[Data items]

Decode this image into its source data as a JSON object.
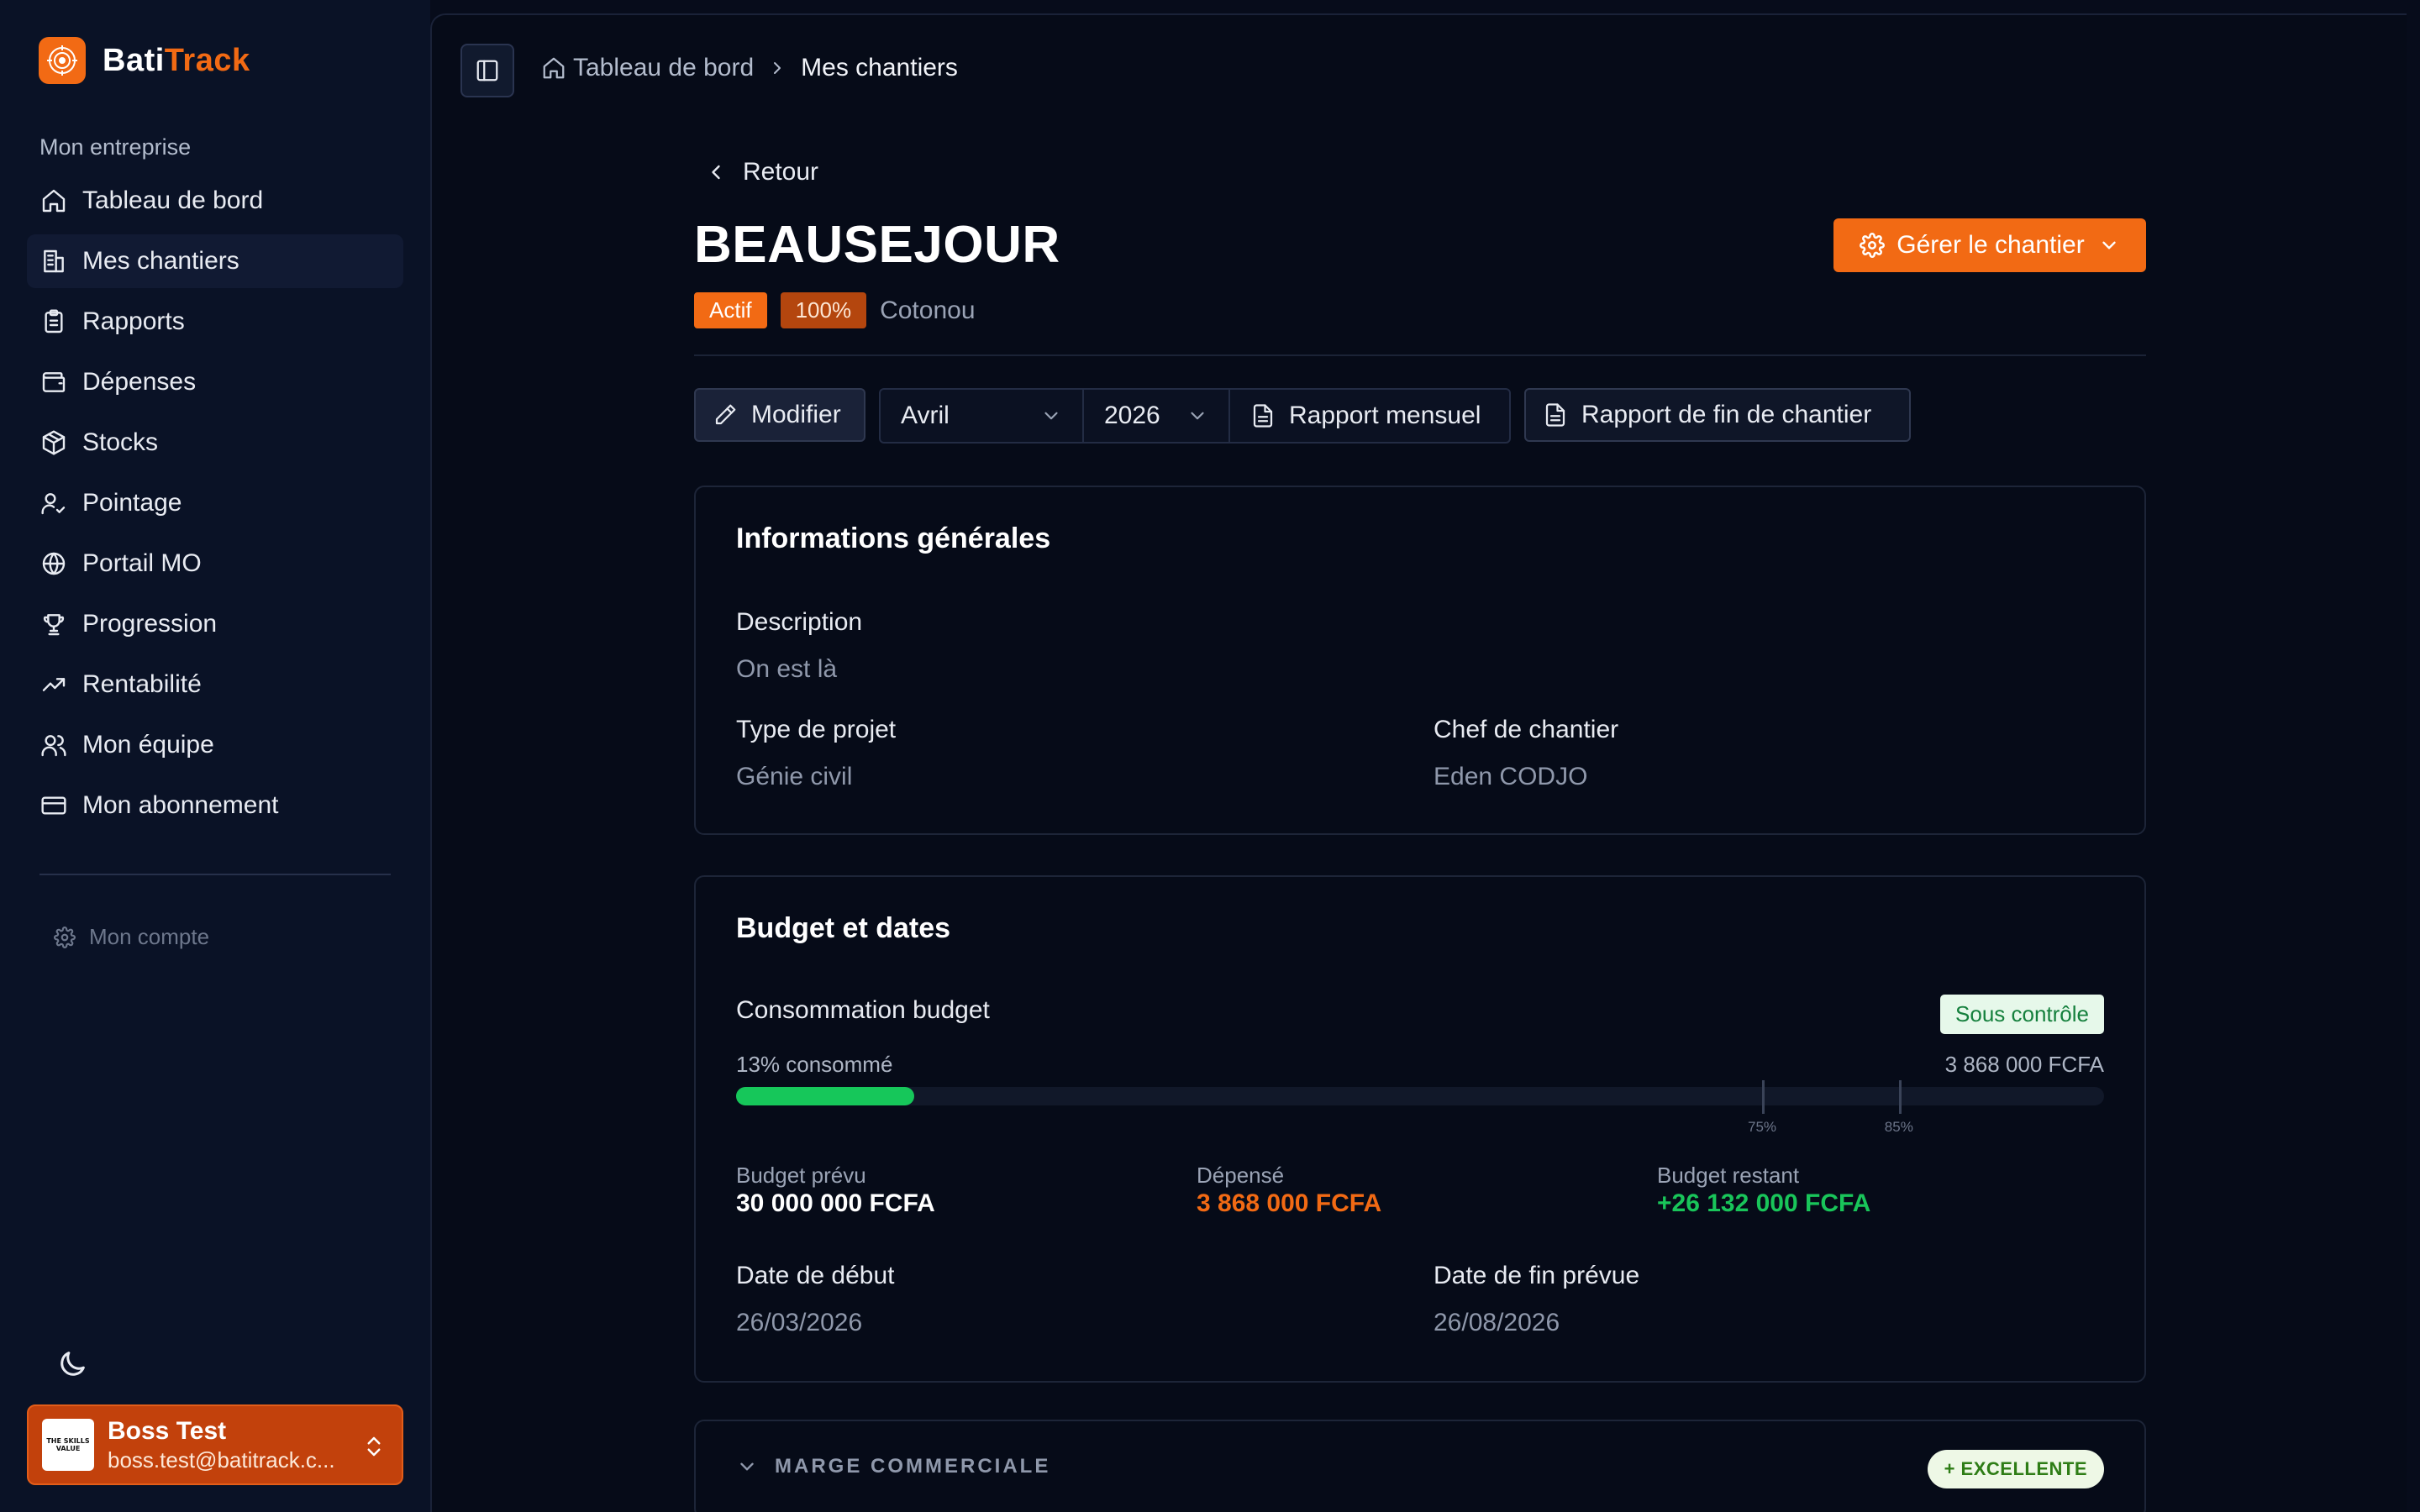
{
  "brand": {
    "part1": "Bati",
    "part2": "Track",
    "accent": "#f26a14"
  },
  "sidebar": {
    "section_label": "Mon entreprise",
    "items": [
      {
        "label": "Tableau de bord",
        "icon": "home-icon",
        "active": false
      },
      {
        "label": "Mes chantiers",
        "icon": "building-icon",
        "active": true
      },
      {
        "label": "Rapports",
        "icon": "clipboard-icon",
        "active": false
      },
      {
        "label": "Dépenses",
        "icon": "wallet-icon",
        "active": false
      },
      {
        "label": "Stocks",
        "icon": "box-icon",
        "active": false
      },
      {
        "label": "Pointage",
        "icon": "user-check-icon",
        "active": false
      },
      {
        "label": "Portail MO",
        "icon": "globe-icon",
        "active": false
      },
      {
        "label": "Progression",
        "icon": "trophy-icon",
        "active": false
      },
      {
        "label": "Rentabilité",
        "icon": "trending-up-icon",
        "active": false
      },
      {
        "label": "Mon équipe",
        "icon": "users-icon",
        "active": false
      },
      {
        "label": "Mon abonnement",
        "icon": "credit-card-icon",
        "active": false
      }
    ],
    "account_label": "Mon compte",
    "user": {
      "name": "Boss Test",
      "email": "boss.test@batitrack.c...",
      "avatar_text": "THE SKILLS VALUE"
    }
  },
  "breadcrumb": {
    "home": "Tableau de bord",
    "current": "Mes chantiers"
  },
  "header": {
    "back_label": "Retour",
    "title": "BEAUSEJOUR",
    "status": "Actif",
    "progress": "100%",
    "city": "Cotonou",
    "manage_label": "Gérer le chantier"
  },
  "toolbar": {
    "modify_label": "Modifier",
    "month": "Avril",
    "year": "2026",
    "monthly_report_label": "Rapport mensuel",
    "end_report_label": "Rapport de fin de chantier"
  },
  "info": {
    "title": "Informations générales",
    "description_label": "Description",
    "description_value": "On est là",
    "type_label": "Type de projet",
    "type_value": "Génie civil",
    "chef_label": "Chef de chantier",
    "chef_value": "Eden CODJO"
  },
  "budget": {
    "title": "Budget et dates",
    "consumption_label": "Consommation budget",
    "status_badge": "Sous contrôle",
    "consumed_label": "13% consommé",
    "consumed_fraction": 0.13,
    "spent_total": "3 868 000 FCFA",
    "thresholds": [
      {
        "value": 0.75,
        "label": "75%"
      },
      {
        "value": 0.85,
        "label": "85%"
      }
    ],
    "planned_label": "Budget prévu",
    "planned_value": "30 000 000 FCFA",
    "spent_label": "Dépensé",
    "spent_value": "3 868 000 FCFA",
    "remaining_label": "Budget restant",
    "remaining_value": "+26 132 000 FCFA",
    "start_label": "Date de début",
    "start_value": "26/03/2026",
    "end_label": "Date de fin prévue",
    "end_value": "26/08/2026"
  },
  "margin": {
    "label": "MARGE COMMERCIALE",
    "badge": "+ EXCELLENTE"
  }
}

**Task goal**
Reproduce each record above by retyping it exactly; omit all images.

**Written answer**
Decode this image into its source data as a JSON object.
{
  "brand": {
    "part1": "Bati",
    "part2": "Track",
    "accent": "#f26a14"
  },
  "sidebar": {
    "section_label": "Mon entreprise",
    "items": [
      {
        "label": "Tableau de bord",
        "icon": "home-icon",
        "active": false
      },
      {
        "label": "Mes chantiers",
        "icon": "building-icon",
        "active": true
      },
      {
        "label": "Rapports",
        "icon": "clipboard-icon",
        "active": false
      },
      {
        "label": "Dépenses",
        "icon": "wallet-icon",
        "active": false
      },
      {
        "label": "Stocks",
        "icon": "box-icon",
        "active": false
      },
      {
        "label": "Pointage",
        "icon": "user-check-icon",
        "active": false
      },
      {
        "label": "Portail MO",
        "icon": "globe-icon",
        "active": false
      },
      {
        "label": "Progression",
        "icon": "trophy-icon",
        "active": false
      },
      {
        "label": "Rentabilité",
        "icon": "trending-up-icon",
        "active": false
      },
      {
        "label": "Mon équipe",
        "icon": "users-icon",
        "active": false
      },
      {
        "label": "Mon abonnement",
        "icon": "credit-card-icon",
        "active": false
      }
    ],
    "account_label": "Mon compte",
    "user": {
      "name": "Boss Test",
      "email": "boss.test@batitrack.c...",
      "avatar_text": "THE SKILLS VALUE"
    }
  },
  "breadcrumb": {
    "home": "Tableau de bord",
    "current": "Mes chantiers"
  },
  "header": {
    "back_label": "Retour",
    "title": "BEAUSEJOUR",
    "status": "Actif",
    "progress": "100%",
    "city": "Cotonou",
    "manage_label": "Gérer le chantier"
  },
  "toolbar": {
    "modify_label": "Modifier",
    "month": "Avril",
    "year": "2026",
    "monthly_report_label": "Rapport mensuel",
    "end_report_label": "Rapport de fin de chantier"
  },
  "info": {
    "title": "Informations générales",
    "description_label": "Description",
    "description_value": "On est là",
    "type_label": "Type de projet",
    "type_value": "Génie civil",
    "chef_label": "Chef de chantier",
    "chef_value": "Eden CODJO"
  },
  "budget": {
    "title": "Budget et dates",
    "consumption_label": "Consommation budget",
    "status_badge": "Sous contrôle",
    "consumed_label": "13% consommé",
    "consumed_fraction": 0.13,
    "spent_total": "3 868 000 FCFA",
    "thresholds": [
      {
        "value": 0.75,
        "label": "75%"
      },
      {
        "value": 0.85,
        "label": "85%"
      }
    ],
    "planned_label": "Budget prévu",
    "planned_value": "30 000 000 FCFA",
    "spent_label": "Dépensé",
    "spent_value": "3 868 000 FCFA",
    "remaining_label": "Budget restant",
    "remaining_value": "+26 132 000 FCFA",
    "start_label": "Date de début",
    "start_value": "26/03/2026",
    "end_label": "Date de fin prévue",
    "end_value": "26/08/2026"
  },
  "margin": {
    "label": "MARGE COMMERCIALE",
    "badge": "+ EXCELLENTE"
  }
}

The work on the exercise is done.